UK House of Commons Investigates Civil Society’s Most Heinous Offenses
On July 31, 2018, the UK House of Common’s International Development Committee published its investigative report on sexual exploitation and abuse in the aid sector.
The report was commissioned in February in response to highly disturbing allegations against employees of Oxfam International and “misconduct by staff involved in its humanitarian response in Haiti.” Following the 2010 earthquake in Haiti, Oxfam employees – including the Country Director, Roland Van Hauwemeiren – were found to have procured prostitutes, some of whom were reportedly underage.
It also emerged that Oxfam had known about the incidents for years and failed to report them to government authorities in Haiti or the UK. Furthermore, Van Hauwemeiren was given a “phased and dignified exit” when he left his post at Oxfam, and then went on to work as head of mission for Action Against Hunger in Bangladesh. Prior to working at Oxfam, Van Hauwemeiren had also worked at the medical charity Merlin (now part of Save the Children).
In parallel to the Oxfam scandal, further allegations emerged about Save the Children UK and UN peacekeepers and civilian personnel, including “sex for food” schemes.
The British report is blunt, with the Committee expressing “confusion on the apparent shock” of international organizations and NGOs, considering “this is a known problem in the international aid sector for years” (emphasis added).
The report also details steps that should be taken to ensure that abuse is not only eradicated, but that the perpetrators are brought to justice and victims recompensed. The authors stress four necessary improvements – empowerment, reporting, screening, and most importantly, accountability.
The Committee highlights the failures of NGO self-regulation and stresses the need for a robust system of accountability and transparency. It adds that aid organizations must demonstrate increased emphasis on accountability and transparency “over reputation,” requiring comprehensive strategies for both domestic and international regulation.
Labour County Councillor and former Oxfam Governor Helen Evans also noted that this is especially pressing in the case of large NGOs, such as Oxfam, with budgets in the hundreds of millions of dollars that work across 90-plus countries.

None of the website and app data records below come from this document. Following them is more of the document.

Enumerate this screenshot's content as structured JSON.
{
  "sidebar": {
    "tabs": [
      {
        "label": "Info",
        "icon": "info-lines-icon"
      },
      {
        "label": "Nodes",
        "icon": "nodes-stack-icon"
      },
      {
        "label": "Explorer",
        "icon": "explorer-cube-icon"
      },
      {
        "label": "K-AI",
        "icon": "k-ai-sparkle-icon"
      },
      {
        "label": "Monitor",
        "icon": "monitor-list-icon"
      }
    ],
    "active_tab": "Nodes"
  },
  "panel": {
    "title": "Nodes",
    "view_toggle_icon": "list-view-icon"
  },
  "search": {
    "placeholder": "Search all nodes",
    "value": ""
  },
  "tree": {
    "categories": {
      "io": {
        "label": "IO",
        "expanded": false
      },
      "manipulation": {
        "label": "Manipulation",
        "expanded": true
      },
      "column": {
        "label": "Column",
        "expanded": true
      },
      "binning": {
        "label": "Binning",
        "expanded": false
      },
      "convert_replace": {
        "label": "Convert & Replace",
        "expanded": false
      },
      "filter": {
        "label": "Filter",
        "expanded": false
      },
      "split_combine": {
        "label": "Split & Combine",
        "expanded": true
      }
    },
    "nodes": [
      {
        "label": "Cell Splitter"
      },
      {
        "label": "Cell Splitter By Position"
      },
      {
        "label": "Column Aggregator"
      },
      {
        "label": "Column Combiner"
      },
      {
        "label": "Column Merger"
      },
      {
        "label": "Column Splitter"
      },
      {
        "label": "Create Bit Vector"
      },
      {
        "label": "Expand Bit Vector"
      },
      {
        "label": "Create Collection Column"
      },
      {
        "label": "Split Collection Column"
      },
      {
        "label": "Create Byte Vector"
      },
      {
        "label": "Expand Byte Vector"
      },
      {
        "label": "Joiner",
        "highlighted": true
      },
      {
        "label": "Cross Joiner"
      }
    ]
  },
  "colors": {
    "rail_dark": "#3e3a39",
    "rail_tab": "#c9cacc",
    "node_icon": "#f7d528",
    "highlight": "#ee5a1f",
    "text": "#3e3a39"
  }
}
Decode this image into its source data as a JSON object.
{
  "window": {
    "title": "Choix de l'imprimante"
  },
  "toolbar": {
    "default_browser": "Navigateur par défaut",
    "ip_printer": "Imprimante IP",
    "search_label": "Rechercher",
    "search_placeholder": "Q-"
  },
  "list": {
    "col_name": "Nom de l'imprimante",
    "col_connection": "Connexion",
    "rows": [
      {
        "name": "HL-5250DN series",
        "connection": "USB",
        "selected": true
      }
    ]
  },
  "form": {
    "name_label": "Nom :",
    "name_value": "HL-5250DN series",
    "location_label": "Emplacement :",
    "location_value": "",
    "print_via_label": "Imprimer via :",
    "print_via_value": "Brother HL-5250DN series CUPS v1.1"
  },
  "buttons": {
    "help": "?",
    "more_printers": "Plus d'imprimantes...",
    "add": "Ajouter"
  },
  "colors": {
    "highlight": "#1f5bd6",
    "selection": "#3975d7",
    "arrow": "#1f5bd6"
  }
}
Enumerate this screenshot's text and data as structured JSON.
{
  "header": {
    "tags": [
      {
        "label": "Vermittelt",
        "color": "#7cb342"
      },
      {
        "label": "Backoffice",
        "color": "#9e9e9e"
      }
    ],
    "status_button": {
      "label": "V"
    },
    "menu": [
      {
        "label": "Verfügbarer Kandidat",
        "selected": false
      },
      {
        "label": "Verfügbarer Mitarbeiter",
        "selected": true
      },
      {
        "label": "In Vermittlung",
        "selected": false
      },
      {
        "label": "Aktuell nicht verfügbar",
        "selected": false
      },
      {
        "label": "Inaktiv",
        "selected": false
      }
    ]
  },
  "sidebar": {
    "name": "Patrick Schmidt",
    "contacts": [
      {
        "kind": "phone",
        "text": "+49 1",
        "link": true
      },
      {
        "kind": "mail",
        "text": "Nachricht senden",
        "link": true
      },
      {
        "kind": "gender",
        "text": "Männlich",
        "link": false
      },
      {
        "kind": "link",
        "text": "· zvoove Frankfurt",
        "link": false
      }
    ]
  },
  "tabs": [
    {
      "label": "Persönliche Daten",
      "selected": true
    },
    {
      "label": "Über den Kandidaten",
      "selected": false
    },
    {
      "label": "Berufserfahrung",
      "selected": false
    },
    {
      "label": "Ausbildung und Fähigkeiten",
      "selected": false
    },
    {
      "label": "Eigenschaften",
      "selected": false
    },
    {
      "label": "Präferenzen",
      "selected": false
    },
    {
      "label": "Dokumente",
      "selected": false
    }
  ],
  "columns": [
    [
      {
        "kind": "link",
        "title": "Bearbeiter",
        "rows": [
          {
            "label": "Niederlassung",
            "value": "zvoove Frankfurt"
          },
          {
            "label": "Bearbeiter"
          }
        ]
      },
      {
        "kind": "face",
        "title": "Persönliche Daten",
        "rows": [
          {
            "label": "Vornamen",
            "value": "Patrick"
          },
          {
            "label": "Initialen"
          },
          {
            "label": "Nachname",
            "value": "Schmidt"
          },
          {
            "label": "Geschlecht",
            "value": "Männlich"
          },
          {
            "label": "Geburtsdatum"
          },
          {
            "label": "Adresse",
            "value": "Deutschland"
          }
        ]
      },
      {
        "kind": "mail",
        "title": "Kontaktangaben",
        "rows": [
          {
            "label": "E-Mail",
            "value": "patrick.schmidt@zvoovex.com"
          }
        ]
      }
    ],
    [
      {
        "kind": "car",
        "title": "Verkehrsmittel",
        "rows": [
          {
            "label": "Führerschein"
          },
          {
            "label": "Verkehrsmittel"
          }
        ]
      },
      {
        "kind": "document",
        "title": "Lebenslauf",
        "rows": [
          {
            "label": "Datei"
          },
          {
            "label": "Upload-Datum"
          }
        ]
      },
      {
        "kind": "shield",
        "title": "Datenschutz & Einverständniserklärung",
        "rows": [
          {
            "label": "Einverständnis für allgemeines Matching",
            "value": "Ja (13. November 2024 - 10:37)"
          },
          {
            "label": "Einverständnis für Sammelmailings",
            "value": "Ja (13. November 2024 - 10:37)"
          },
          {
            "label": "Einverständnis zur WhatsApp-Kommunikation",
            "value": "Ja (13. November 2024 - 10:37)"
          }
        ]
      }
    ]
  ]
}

One proposed remedy calls for the establishment of an independent aid ombudsman to review actions of NGOs and provide redress. Similarly, the Commission also suggested an intergovernmental model similar to that of the Financial Action Task Force, in which best practices and reviews of members are conducted on an ongoing basis.
NGO Monitor has for over a decade called for the creation of oversight mechanisms in international funding processes.